One of his friends adds, “Can I join you guys?”
And from Robert’s expression, Danny’s friend says, “So, we’ll see you later Danny,” Robert says,
“Now that those around us know what we are going to be talking about, what seems to be your concern, if any?”
“Why are you making that strange expression,” asks Danny.
“Sorry about that. I was just biting my tongue,” Robert says with a smile. “A lot of my dates have been confusing me lately.” He quickly adds, “Biting your tongue again, are you?”
“I understand why your friend wanted to join us, Danny, so, I’ll let you share your concerns.”

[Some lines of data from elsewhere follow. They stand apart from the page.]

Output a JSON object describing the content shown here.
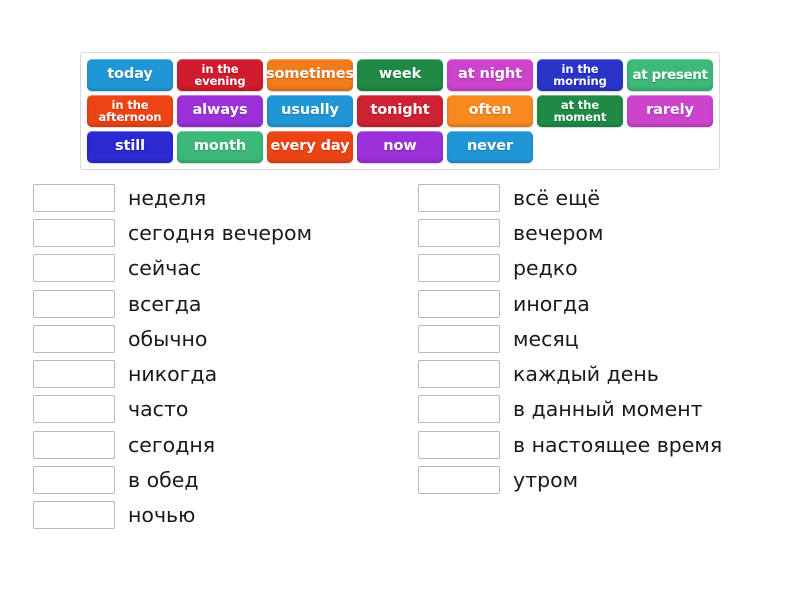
{
  "exercise": {
    "type": "drag-and-drop-matching",
    "word_bank": {
      "rows": [
        [
          {
            "label": "today",
            "color": "#2196d6",
            "lines": 1
          },
          {
            "label": "in the evening",
            "color": "#d01c2e",
            "lines": 2
          },
          {
            "label": "sometimes",
            "color": "#f07c1b",
            "lines": 1
          },
          {
            "label": "week",
            "color": "#1e8a46",
            "lines": 1
          },
          {
            "label": "at night",
            "color": "#cc44cc",
            "lines": 1
          },
          {
            "label": "in the morning",
            "color": "#2a35c8",
            "lines": 2
          },
          {
            "label": "at present",
            "color": "#3cb878",
            "lines": 1
          }
        ],
        [
          {
            "label": "in the afternoon",
            "color": "#ec4415",
            "lines": 2
          },
          {
            "label": "always",
            "color": "#9b30d9",
            "lines": 1
          },
          {
            "label": "usually",
            "color": "#2196d6",
            "lines": 1
          },
          {
            "label": "tonight",
            "color": "#cc2233",
            "lines": 1
          },
          {
            "label": "often",
            "color": "#f7891f",
            "lines": 1
          },
          {
            "label": "at the moment",
            "color": "#1e8a46",
            "lines": 2
          },
          {
            "label": "rarely",
            "color": "#cc44cc",
            "lines": 1
          }
        ],
        [
          {
            "label": "still",
            "color": "#2a2ad0",
            "lines": 1
          },
          {
            "label": "month",
            "color": "#3cb878",
            "lines": 1
          },
          {
            "label": "every day",
            "color": "#ec4415",
            "lines": 1
          },
          {
            "label": "now",
            "color": "#9b30d9",
            "lines": 1
          },
          {
            "label": "never",
            "color": "#2196d6",
            "lines": 1
          }
        ]
      ]
    },
    "answers": {
      "left_column": [
        {
          "dropzone_value": "",
          "term": "неделя"
        },
        {
          "dropzone_value": "",
          "term": "сегодня вечером"
        },
        {
          "dropzone_value": "",
          "term": "сейчас"
        },
        {
          "dropzone_value": "",
          "term": "всегда"
        },
        {
          "dropzone_value": "",
          "term": "обычно"
        },
        {
          "dropzone_value": "",
          "term": "никогда"
        },
        {
          "dropzone_value": "",
          "term": "часто"
        },
        {
          "dropzone_value": "",
          "term": "сегодня"
        },
        {
          "dropzone_value": "",
          "term": "в обед"
        },
        {
          "dropzone_value": "",
          "term": "ночью"
        }
      ],
      "right_column": [
        {
          "dropzone_value": "",
          "term": "всё ещё"
        },
        {
          "dropzone_value": "",
          "term": "вечером"
        },
        {
          "dropzone_value": "",
          "term": "редко"
        },
        {
          "dropzone_value": "",
          "term": "иногда"
        },
        {
          "dropzone_value": "",
          "term": "месяц"
        },
        {
          "dropzone_value": "",
          "term": "каждый день"
        },
        {
          "dropzone_value": "",
          "term": "в данный момент"
        },
        {
          "dropzone_value": "",
          "term": "в настоящее время"
        },
        {
          "dropzone_value": "",
          "term": "утром"
        }
      ]
    }
  }
}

Danny lets it flow. “One guy starts off by saying he’s a born-again Christian. I asked him if that meant he wouldn’t do certain things or if we had to pray first. Was that queen ever defensive. With another guy, we couldn’t figure out what we wanted and he seemed uncomfortable with his extra pounds. With this other guy, he seemed uncomfortable talking about his thoughts and fantasies and when I insisted we talk about it he goes to his backpack and pulls out his lingerie and sexy panties, at which point I almost freaked out. This one guy tells me to go slow that he was sexually abused. I was glad that I didn’t have my paddle and restraints out in the open. And I could go on,” Danny says exhausted.

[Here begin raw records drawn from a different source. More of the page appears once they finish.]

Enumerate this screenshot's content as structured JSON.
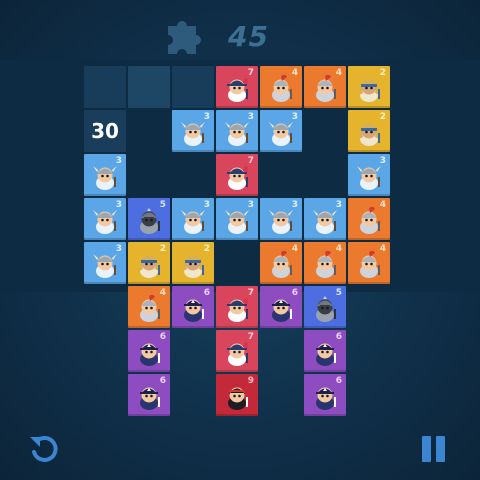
{
  "hud": {
    "moves_left": "45",
    "puzzle_icon": "puzzle-piece-icon"
  },
  "board": {
    "timer": "30",
    "columns": 7,
    "rows": 8,
    "tiles": [
      {
        "row": 0,
        "col": 0,
        "kind": "dark2"
      },
      {
        "row": 0,
        "col": 1,
        "kind": "dark"
      },
      {
        "row": 0,
        "col": 2,
        "kind": "dark2"
      },
      {
        "row": 0,
        "col": 3,
        "kind": "pink",
        "unit": "musketeer",
        "level": "7"
      },
      {
        "row": 0,
        "col": 4,
        "kind": "orange",
        "unit": "knight",
        "level": "4"
      },
      {
        "row": 0,
        "col": 5,
        "kind": "orange",
        "unit": "knight",
        "level": "4"
      },
      {
        "row": 0,
        "col": 6,
        "kind": "yellow",
        "unit": "pharaoh",
        "level": "2"
      },
      {
        "row": 1,
        "col": 0,
        "kind": "timer"
      },
      {
        "row": 1,
        "col": 2,
        "kind": "blue",
        "unit": "viking",
        "level": "3"
      },
      {
        "row": 1,
        "col": 3,
        "kind": "blue",
        "unit": "viking",
        "level": "3"
      },
      {
        "row": 1,
        "col": 4,
        "kind": "blue",
        "unit": "viking",
        "level": "3"
      },
      {
        "row": 1,
        "col": 6,
        "kind": "yellow",
        "unit": "pharaoh",
        "level": "2"
      },
      {
        "row": 2,
        "col": 0,
        "kind": "blue",
        "unit": "viking",
        "level": "3"
      },
      {
        "row": 2,
        "col": 3,
        "kind": "pink",
        "unit": "musketeer",
        "level": "7"
      },
      {
        "row": 2,
        "col": 6,
        "kind": "blue",
        "unit": "viking",
        "level": "3"
      },
      {
        "row": 3,
        "col": 0,
        "kind": "blue",
        "unit": "viking",
        "level": "3"
      },
      {
        "row": 3,
        "col": 1,
        "kind": "steel",
        "unit": "armor",
        "level": "5"
      },
      {
        "row": 3,
        "col": 2,
        "kind": "blue",
        "unit": "viking",
        "level": "3"
      },
      {
        "row": 3,
        "col": 3,
        "kind": "blue",
        "unit": "viking",
        "level": "3"
      },
      {
        "row": 3,
        "col": 4,
        "kind": "blue",
        "unit": "viking",
        "level": "3"
      },
      {
        "row": 3,
        "col": 5,
        "kind": "blue",
        "unit": "viking",
        "level": "3"
      },
      {
        "row": 3,
        "col": 6,
        "kind": "orange",
        "unit": "knight",
        "level": "4"
      },
      {
        "row": 4,
        "col": 0,
        "kind": "blue",
        "unit": "viking",
        "level": "3"
      },
      {
        "row": 4,
        "col": 1,
        "kind": "yellow",
        "unit": "pharaoh",
        "level": "2"
      },
      {
        "row": 4,
        "col": 2,
        "kind": "yellow",
        "unit": "pharaoh",
        "level": "2"
      },
      {
        "row": 4,
        "col": 4,
        "kind": "orange",
        "unit": "knight",
        "level": "4"
      },
      {
        "row": 4,
        "col": 5,
        "kind": "orange",
        "unit": "knight",
        "level": "4"
      },
      {
        "row": 4,
        "col": 6,
        "kind": "orange",
        "unit": "knight",
        "level": "4"
      },
      {
        "row": 5,
        "col": 1,
        "kind": "orange",
        "unit": "knight",
        "level": "4"
      },
      {
        "row": 5,
        "col": 2,
        "kind": "purple",
        "unit": "pirate",
        "level": "6"
      },
      {
        "row": 5,
        "col": 3,
        "kind": "pink",
        "unit": "musketeer",
        "level": "7"
      },
      {
        "row": 5,
        "col": 4,
        "kind": "purple",
        "unit": "pirate",
        "level": "6"
      },
      {
        "row": 5,
        "col": 5,
        "kind": "steel",
        "unit": "armor",
        "level": "5"
      },
      {
        "row": 6,
        "col": 1,
        "kind": "purple",
        "unit": "pirate",
        "level": "6"
      },
      {
        "row": 6,
        "col": 3,
        "kind": "pink",
        "unit": "musketeer",
        "level": "7"
      },
      {
        "row": 6,
        "col": 5,
        "kind": "purple",
        "unit": "pirate",
        "level": "6"
      },
      {
        "row": 7,
        "col": 1,
        "kind": "purple",
        "unit": "pirate",
        "level": "6"
      },
      {
        "row": 7,
        "col": 3,
        "kind": "red",
        "unit": "ninja",
        "level": "9"
      },
      {
        "row": 7,
        "col": 5,
        "kind": "purple",
        "unit": "pirate",
        "level": "6"
      }
    ]
  },
  "controls": {
    "undo_icon": "undo-icon",
    "pause_icon": "pause-icon"
  }
}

“Well, that was an interesting week Danny,” Robert blurts out with a sarcastic smile.
Danny, not to be outwitted adds, “Yes, it was.”

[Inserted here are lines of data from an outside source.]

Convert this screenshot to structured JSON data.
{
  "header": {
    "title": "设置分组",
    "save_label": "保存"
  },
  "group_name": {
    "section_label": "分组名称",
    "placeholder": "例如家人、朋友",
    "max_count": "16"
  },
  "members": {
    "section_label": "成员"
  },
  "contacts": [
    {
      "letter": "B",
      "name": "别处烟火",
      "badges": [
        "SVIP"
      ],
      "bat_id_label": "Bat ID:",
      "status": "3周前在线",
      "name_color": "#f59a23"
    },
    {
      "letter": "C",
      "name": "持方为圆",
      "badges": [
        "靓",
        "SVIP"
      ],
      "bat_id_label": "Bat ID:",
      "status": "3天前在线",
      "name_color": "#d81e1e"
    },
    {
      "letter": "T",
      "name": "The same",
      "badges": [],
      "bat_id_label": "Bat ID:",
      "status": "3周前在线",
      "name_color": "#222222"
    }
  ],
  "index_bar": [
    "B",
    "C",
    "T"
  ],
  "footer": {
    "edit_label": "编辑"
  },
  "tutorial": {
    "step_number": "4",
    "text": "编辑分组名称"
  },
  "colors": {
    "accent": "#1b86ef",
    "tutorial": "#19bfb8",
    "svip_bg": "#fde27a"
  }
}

Robert asks, “So, Danny, with all the experiences you are having, what are you becoming aware of?”
Danny answers, “Some guys want to do things that I don’t and the other way around. Some seem uncomfortable about talking when together and others don’t seem to know what they want.” He adds, “Is it always going to be like this?”
“It becomes more understandable and accepting as you begin to become aware of your own sexual issues and realize that the person you are with has their own. We are bombarded with messages that happy, successful and popular people say sex is great and other messages that say sex is sinful and wrong,” adds Robert.
“Some of my friends have seen a lot of violence and some of it on them,” says Danny.
“Our shame about sex comes from our families, cultures, religions, friends, television and websites. In all of this we are told that some kinds of sexual activities are
acceptable and others are wrong. You already know what your body is supposed to look like and feel shameful if it doesn’t.”
“Not a problem with that one,” says Danny and quickly adds, “You’re biting your tongue again, aren’t you?”
“Remember, Danny, the most important thing is to know what you want in order to come to an acceptance of yourself. That includes who you feel sexual desires for, what kind of sex you want to have and accepting your sexual thoughts and fantasies.”
Danny adds, “I like keeping it simple—what works and what doesn’t.”
“Now add to that,” Robert says, “Be responsible for what you say and do by being aware of what you do, and correcting what you can or move on.”
“I have some moving on to do,” Danny adds, “Though I’m not sure what to do about my sexual fantasies?”
“Exploring them, Danny, may be more important than trying on the latest sex position or role-play outfit.”
“Robert,” Danny smiles. “Are you speaking from experience or regret?”
“Neither,” says Robert. “From a longing for less judgment and mistrust to be able to explore some sexual activities to find a sexual or romantic partner I’d want to be with.”
Smiling at Danny, Robert asks, “Are you OK?”
“I’ll be alright, Robert, I was just biting my tongue.”
–Ray Buteau is a former Catholic priest and author of the book No Longer Lonely. You can visit Ray’s website at www. raybuteausweb.com.